Image copyright EPA Image caption Sexual harassment in the workplace was thrown out last year in a major ruling by the Supreme Court
Court nominee Brett Kavanaugh cited landmark Supreme Court decisions in his first argument over abortion limits before the Senate Judiciary Committee.
The judge said that sexual harassment laws covering the workplace should not apply to abortion providers, amid efforts to curb abortion rights.
The comments were in reference to a 2011 case in which a supervisor was disciplined for harassment.
Ms Christine Blasey Ford has accused Kavanaugh of sexually assaulting her as a teenager in the 1980s.
Ms Ford, a college professor in California, has said the alleged incident happened at a party when the pair were in high school.
She claims the incident at a house party in suburban Maryland occurred when Mr Kavanaugh was 17.
He denies the allegation.
On Wednesday, Mr Kavanaugh told the Senate committee that he categorically and unequivocally denied the allegation.
The opening argument by Mr Kavanaugh
During Wednesday’s opening argument by Mr Kavanaugh, he said that the Supreme Court had ruled in its 1973 landmark Roe v Wade decision that “a woman has a constitutional right to terminate a pregnancy before viability”.
It “would be a very dangerous precedent that you would be putting at risk, the precedent that’s been in place now for almost 40 years”, he told the committee in his opening statement.
However, he pointed to what he described as important cases in which the court had ruled that laws seeking to restrict abortion should not apply to abortion providers.
He cited two examples:
Key ruling against sex-selection abortion
Ruling that doctors who perform abortions at home without having patient consent
Ginsburg links election data to gender inequity
The senator later said Mr Kavanaugh had started his remarks by saying the relevant Supreme Court case was Roe v Wade.
Mr Kavanaugh’s clerk, Matthew Duvan, argued on his behalf.
When the Democrats picked up the reference to Roe v Wade, Chairman Chuck Grassley accused Democrats of playing “gotcha politics” and of trying to “change the subject”.
Speaking on Thursday, Supreme Court Associate Justice Ruth Bader Ginsburg called the Kavanaugh hearing “shameful”.
“I can think of no circumstances under which a woman should have to have a hearing in front of the Senate concerning how to terminate her pregnancy and spend over 45 hours doing it,” she said, saying an investigation into Ms Ford should be done before she testified.
Ms Ford testified on Thursday. Afterwards, former Democratic senator Harry Reid said the investigation must be launched in a bipartisan way.
“For the good of the Senate and the country, let’s get it done,” he said in a tweet.
Reid also said his colleagues should recognise the scandal over the Kavanaugh hearing.
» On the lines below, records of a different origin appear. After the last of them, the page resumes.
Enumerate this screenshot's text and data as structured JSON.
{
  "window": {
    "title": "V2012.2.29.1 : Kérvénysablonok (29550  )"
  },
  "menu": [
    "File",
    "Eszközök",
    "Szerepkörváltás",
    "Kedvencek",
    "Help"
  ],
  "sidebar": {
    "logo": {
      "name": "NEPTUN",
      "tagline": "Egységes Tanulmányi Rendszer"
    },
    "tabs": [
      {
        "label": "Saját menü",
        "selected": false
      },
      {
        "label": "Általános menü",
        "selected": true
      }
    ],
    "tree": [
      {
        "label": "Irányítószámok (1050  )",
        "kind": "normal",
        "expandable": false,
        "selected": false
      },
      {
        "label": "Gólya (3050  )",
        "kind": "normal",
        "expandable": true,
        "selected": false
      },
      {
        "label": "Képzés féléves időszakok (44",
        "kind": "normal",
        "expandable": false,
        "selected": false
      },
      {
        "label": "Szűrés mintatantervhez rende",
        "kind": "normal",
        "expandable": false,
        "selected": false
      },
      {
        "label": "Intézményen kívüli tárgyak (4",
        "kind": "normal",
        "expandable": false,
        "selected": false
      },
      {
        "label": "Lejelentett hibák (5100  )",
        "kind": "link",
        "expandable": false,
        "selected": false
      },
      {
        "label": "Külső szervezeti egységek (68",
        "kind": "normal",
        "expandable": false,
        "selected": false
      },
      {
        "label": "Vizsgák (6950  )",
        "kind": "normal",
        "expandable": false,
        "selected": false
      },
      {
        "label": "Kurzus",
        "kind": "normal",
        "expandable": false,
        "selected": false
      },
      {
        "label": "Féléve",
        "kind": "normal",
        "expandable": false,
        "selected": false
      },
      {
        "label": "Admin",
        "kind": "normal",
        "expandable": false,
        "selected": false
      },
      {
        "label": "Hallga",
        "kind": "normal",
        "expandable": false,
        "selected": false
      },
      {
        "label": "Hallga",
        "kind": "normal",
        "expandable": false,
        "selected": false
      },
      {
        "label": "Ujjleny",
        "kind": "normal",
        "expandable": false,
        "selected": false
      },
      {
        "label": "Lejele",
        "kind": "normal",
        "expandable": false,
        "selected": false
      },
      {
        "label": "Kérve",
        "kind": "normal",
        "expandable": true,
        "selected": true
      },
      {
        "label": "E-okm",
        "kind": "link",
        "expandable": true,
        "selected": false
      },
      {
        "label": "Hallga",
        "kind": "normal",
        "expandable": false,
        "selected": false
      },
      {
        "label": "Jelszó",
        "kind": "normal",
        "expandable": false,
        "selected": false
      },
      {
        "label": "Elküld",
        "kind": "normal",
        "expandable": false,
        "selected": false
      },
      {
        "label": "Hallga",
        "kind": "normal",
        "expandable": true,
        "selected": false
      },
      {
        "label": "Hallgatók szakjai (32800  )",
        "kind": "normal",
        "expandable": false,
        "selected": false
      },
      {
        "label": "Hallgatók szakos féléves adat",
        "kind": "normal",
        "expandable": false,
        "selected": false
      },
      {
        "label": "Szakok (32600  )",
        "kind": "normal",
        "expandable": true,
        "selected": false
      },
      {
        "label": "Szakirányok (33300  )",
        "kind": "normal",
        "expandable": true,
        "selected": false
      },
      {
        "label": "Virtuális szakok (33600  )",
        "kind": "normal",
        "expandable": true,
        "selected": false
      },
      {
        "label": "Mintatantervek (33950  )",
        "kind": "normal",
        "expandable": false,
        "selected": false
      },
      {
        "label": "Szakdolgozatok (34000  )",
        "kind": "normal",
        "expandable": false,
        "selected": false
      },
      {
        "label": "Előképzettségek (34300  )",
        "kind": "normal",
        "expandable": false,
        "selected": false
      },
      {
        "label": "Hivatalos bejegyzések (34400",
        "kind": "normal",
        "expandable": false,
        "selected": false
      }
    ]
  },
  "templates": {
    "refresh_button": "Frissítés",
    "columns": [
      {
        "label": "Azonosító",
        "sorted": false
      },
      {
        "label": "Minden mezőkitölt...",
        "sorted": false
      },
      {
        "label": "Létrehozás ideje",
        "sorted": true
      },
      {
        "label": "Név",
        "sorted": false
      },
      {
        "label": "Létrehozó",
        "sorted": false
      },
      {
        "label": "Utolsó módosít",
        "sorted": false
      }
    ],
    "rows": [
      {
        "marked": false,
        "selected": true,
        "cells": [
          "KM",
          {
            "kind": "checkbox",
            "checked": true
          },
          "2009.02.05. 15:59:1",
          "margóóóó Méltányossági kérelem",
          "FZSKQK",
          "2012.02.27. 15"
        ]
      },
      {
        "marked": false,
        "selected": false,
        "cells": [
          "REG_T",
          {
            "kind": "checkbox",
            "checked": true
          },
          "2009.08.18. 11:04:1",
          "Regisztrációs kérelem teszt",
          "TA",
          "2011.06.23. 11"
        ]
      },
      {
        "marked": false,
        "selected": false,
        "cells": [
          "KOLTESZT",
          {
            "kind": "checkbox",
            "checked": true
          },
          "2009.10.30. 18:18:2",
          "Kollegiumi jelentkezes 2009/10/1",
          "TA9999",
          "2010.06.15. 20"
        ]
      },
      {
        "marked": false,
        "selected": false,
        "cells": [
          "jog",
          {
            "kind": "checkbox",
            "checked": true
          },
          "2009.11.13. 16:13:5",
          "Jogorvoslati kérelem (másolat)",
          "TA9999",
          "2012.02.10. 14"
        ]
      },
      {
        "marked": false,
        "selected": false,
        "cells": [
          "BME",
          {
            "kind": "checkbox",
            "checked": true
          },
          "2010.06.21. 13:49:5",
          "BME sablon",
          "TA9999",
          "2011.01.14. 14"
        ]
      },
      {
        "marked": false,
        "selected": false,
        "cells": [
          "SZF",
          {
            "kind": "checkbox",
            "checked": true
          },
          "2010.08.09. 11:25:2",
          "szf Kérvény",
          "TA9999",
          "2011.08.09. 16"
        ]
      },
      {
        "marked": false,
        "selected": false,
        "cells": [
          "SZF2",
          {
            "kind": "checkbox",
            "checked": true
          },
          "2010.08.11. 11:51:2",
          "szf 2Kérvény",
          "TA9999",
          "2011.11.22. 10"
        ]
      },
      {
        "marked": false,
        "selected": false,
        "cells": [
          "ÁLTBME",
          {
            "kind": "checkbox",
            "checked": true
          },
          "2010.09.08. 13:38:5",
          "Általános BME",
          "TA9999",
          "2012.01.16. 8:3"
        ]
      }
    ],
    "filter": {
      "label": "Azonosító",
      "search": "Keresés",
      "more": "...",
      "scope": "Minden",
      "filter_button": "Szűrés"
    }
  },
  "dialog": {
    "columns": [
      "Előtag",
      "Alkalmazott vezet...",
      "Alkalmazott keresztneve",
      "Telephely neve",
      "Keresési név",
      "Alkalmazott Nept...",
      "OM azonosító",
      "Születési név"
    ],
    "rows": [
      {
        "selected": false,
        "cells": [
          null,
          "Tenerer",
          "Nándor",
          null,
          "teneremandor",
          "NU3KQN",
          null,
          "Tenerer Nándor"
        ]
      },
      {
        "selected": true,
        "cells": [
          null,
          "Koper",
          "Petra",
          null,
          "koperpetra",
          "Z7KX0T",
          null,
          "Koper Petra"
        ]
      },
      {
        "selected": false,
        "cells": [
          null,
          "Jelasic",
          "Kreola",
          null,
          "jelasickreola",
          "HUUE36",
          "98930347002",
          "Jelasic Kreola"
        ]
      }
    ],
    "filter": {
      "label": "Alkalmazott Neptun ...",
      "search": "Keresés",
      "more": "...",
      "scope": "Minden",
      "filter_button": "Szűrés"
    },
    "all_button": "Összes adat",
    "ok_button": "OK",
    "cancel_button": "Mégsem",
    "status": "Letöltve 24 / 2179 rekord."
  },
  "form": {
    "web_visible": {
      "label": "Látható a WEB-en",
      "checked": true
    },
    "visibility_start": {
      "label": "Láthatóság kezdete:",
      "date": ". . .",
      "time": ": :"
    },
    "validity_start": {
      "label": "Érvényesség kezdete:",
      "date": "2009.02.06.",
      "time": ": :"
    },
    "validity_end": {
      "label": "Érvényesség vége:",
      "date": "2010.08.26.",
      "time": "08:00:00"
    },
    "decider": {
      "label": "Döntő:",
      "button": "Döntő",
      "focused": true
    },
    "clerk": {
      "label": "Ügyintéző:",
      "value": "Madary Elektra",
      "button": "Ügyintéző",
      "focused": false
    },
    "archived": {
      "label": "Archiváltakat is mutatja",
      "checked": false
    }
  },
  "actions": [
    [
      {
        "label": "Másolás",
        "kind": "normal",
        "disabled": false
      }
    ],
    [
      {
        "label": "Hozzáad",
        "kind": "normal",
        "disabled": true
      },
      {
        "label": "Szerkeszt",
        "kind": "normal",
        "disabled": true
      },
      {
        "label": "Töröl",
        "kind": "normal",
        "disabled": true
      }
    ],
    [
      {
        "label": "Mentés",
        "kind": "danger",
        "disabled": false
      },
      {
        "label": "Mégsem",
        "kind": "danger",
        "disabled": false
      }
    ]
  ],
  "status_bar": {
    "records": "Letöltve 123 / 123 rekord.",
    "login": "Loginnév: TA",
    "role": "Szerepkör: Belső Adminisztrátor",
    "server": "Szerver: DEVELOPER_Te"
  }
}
“Republicans must make sure they are doing everything possible to deal with the breaking news that has helped divide our country and derailed the confirmation process,” he said.
“There has to be a stop for this bizarre circus.”
Democrat Senator Dianne Feinstein said Ms Ford “is receiving appropriate and courageous support” in the wake of the allegations and a “new story” about the alleged assault.
“Democrats will hold the Trump administration and Judge Kavanaugh accountable for their efforts to weaponise our judicial system to pursue retribution against Ms Ford,” she said.